And lastly, you have to tackle all these challenges on top of your usual daily responsibilities…

So how do you improve employee retention?

Here are some tips on building and implementing the right retention strategies for your company.

How to improve employee retention

Retention starts during recruitment

Your retention strategy should start from the beginning. From the application process and the screening of applicants to choosing who to interview and deciding who to hire. And all of that needs to be backed by identifying which values and what aspects of cultures you want to emphasise and then seeking those out in candidates.

Ensure that compensation and benefits are competitive

Offering financial awards for employees who exceed performance goals, flexible work schedules, holiday entitlement, stock options, life insurance, and generous paid leave policies, on top of offering competitive compensation, can go a long way in ensuring that employees feel that they are valued by the company.

Employees need leaders, not “bosses”

People follow leaders, not bosses. But how exactly do you become a leader and not just a boss?

The first step is ensuring that you are available to your employees, which goes beyond just offering the phrase “open-door policy”. After all, it’s not uncommon for people to feel uncomfortable about giving feedback and criticism for fear of reprisal or embarrassment, even when there’s an open-door policy in place.

The key to this is actively creating an open rapport among your employees. No need to try to be best friends with everyone, but taking the time to be friendly and genuinely engaged with your employees is definitely a necessary step in the path to becoming a real leader.

Ongoing mentorship, training, and clear paths to career advancement

Prioritise investing in your employees’ professional development and growth by providing ongoing training and mentorship. And all of that should go hand in hand with promotions from within, which will provide clear paths towards better compensation and greater responsibility, and will also help make employees feel that they’re a crucial part of the company and its success.

Recognition and Rewards System

Who doesn’t like being appreciated, recognised, or rewarded for the hard work that they do? So make it a habit to express your gratitude to your direct reports when they go the extra mile. It could be as simple as a genuine thank you email or something more memorable like a gift card or an extra day off. Some companies even set up formal rewards systems that incentivise great work and helpful ideas.

Showing your employees that the hard work they do is more than just appreciated, but actually helps the company reach its goals and targets, can do plenty in keeping employees feeling motivated.

Keep a Close Watch On Your Managers

It’s not that uncommon: You ask a friend why they left their most recent job, and they spend the next half hour telling you stories about how much of a bad experience it was working with their former superiors.

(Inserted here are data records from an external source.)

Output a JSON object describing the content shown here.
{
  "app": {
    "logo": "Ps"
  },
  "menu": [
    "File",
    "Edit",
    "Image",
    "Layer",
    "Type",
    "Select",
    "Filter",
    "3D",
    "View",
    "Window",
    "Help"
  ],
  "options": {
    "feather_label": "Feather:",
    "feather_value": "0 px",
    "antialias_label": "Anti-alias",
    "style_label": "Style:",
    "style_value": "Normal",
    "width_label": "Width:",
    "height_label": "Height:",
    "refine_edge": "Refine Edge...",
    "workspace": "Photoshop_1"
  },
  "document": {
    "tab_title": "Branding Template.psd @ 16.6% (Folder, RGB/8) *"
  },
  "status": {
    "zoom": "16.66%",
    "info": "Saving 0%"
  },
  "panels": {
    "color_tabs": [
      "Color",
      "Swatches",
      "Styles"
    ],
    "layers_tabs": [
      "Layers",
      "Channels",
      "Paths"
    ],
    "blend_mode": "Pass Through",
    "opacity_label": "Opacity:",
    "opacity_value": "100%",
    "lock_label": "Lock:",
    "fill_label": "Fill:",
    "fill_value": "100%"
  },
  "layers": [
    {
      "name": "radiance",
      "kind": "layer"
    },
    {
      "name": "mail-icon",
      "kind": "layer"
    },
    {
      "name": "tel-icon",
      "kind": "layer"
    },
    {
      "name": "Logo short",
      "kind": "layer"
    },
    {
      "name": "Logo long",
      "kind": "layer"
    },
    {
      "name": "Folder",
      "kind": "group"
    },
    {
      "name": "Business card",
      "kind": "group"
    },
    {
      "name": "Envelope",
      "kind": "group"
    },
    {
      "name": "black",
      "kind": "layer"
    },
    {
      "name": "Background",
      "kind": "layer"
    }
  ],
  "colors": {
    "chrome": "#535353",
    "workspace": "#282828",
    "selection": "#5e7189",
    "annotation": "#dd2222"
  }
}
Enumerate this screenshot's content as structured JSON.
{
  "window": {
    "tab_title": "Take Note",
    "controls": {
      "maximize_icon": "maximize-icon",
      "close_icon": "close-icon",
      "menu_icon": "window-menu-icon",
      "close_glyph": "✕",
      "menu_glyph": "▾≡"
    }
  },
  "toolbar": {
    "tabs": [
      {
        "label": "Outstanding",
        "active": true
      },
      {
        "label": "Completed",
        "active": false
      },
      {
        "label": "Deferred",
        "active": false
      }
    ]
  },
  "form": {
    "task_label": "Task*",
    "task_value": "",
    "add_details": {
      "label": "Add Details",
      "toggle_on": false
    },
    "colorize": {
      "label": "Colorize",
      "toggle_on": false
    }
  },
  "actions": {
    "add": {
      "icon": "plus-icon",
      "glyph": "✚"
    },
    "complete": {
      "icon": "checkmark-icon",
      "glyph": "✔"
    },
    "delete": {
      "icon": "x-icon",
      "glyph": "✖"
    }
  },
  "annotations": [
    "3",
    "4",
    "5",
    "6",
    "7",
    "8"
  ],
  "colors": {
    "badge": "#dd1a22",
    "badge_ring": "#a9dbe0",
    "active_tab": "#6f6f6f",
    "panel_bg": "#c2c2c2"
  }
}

The saying “people leave managers, not companies” isn’t that much of a reach. After all, people follow as they are led, and a bad manager can create a negative mess even in the most positive of spaces. So while you’re training your managers on the technical skills that their positions require, make sure you train them on them their soft skills too. This might include conflict management, how to encourage and motivate different personalities, crisis and stress management, and so on.

Flexible Working Arrangements

Flexible working arrangements are becoming more and more commonplace at companies and offices, and the trend began well before the pandemic started wreaking havoc across cities all over the world.

It will be in your company’s best interest to offer more flexible working schedules for your employees as it has been proven to be a major stress reliever (and retention booster) for office workers. Compressed schedules where employees work four 10-hour days a week (instead of 5 8 hour days a week), or flextime where people are required to be on the clock for a specific schedule daily, are both common flexible working arrangements that many companies offer their workforce.

Need to talk to someone about improving employee retention in 2021? Start the conversation with the best IT recruitment consultants in Melbourne, Canberra, Adelaide and Brisbane by emailing or calling 1300 544 652.